Being back on the ranch was really tough for me in a new way than any problems I ran into on the actual trip itself. I think the hardest thing about being back on the ranch was that I was “back” meaning my life was back to its full array of distractions. Friends had returned to Omaha, I was working on moving into my house, getting a car, and starting at my new job. With all these distractions, it was easy to feel like because the physical trip was over my responsibility to the project was over as well.
However, as we got further into the editing process and we began to watch our story come alive, I again became exhilarated and focused on the task at hand. But then, I would go home or go to work and again be distracted by a whole variety of things that didn’t exist while we were back in Nogales living in one space together, always focused on what we could contribute to the project next.
I think this process of distraction and refocusing was a good one to have immediately after the trip because it made me cognizant of that loss of focus whereas if I would’ve just come home and done nothing with the trip, I would have immediately sunk back into my routine without any sort of immediate reflection on the trip and what it meant to me. This way, I was not only forced to stay focused on what I’d learned, but I was also able to help put something together that will allow other people to get a glimpse of that experience as well.
Additionally, I’ve learned now how quickly I can get distracted, and I don’t want that for myself.
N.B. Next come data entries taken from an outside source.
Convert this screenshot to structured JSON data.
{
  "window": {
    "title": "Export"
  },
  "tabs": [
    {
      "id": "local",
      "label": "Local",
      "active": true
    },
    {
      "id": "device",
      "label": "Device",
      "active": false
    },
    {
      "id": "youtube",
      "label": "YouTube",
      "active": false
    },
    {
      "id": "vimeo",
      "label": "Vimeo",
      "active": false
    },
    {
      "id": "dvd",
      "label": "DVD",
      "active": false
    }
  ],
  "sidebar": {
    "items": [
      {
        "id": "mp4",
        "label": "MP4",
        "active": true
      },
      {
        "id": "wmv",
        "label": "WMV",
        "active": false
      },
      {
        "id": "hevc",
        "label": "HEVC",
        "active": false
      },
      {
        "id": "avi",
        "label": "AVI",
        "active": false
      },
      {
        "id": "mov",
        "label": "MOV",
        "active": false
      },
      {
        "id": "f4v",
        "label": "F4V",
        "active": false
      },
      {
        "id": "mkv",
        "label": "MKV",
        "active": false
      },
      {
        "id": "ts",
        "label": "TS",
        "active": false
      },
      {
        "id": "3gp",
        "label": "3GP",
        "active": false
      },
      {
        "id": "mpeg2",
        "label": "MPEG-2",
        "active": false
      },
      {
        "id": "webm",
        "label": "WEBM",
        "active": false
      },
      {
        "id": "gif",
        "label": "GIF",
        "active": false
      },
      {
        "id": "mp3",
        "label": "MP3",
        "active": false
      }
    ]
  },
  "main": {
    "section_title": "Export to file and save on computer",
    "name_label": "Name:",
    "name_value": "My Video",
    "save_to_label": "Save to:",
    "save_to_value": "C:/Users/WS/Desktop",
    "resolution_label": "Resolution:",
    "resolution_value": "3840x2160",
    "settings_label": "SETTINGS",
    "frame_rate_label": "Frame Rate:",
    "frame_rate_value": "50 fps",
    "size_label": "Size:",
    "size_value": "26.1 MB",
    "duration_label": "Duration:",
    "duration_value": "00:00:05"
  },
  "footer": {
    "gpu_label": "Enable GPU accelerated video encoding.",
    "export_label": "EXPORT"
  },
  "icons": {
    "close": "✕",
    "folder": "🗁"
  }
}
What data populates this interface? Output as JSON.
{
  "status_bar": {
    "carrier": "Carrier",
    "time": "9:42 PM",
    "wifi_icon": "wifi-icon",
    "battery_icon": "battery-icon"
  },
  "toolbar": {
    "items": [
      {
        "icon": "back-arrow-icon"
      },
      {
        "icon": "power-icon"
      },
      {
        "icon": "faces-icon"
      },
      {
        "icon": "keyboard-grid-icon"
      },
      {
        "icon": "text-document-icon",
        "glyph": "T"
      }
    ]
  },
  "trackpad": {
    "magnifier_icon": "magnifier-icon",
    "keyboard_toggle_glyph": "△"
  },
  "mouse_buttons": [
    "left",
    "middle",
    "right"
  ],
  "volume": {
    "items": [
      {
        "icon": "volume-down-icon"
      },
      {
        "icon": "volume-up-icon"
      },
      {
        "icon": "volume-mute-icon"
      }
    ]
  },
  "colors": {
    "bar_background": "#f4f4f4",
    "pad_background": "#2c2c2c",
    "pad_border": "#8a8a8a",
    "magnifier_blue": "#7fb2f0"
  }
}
I want this trip to always be on the back of my mind when I’m navigating my life in the larger scheme of things.